[Opening Entries provided section]
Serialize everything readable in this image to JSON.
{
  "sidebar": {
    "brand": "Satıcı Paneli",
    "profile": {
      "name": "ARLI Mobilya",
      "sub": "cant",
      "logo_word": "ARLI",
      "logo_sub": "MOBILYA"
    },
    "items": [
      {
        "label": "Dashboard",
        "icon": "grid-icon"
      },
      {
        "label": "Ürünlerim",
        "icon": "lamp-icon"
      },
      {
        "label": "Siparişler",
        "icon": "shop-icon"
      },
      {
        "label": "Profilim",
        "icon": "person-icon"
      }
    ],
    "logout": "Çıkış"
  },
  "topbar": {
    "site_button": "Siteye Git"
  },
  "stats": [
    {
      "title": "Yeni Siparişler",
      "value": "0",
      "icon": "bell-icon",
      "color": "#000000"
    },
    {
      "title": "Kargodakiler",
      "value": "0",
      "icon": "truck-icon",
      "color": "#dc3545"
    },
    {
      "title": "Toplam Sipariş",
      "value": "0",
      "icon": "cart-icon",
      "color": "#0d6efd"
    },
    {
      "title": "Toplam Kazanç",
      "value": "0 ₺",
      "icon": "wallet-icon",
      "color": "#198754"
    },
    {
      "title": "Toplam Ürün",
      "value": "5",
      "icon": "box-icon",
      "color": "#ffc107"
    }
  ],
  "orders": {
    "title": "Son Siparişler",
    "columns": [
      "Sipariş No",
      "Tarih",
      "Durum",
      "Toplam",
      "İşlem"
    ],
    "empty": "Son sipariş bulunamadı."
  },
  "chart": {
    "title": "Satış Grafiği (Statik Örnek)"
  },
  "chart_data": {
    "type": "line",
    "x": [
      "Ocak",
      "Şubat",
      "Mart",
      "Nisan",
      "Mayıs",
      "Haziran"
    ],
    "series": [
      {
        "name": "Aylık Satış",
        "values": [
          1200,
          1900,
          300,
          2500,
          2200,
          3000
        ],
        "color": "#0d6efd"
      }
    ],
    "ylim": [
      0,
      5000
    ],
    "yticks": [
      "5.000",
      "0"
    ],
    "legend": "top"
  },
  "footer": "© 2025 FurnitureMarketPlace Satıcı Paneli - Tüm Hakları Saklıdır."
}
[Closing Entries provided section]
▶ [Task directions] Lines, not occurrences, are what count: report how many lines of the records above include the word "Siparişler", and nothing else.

▶ [Response to this task] 3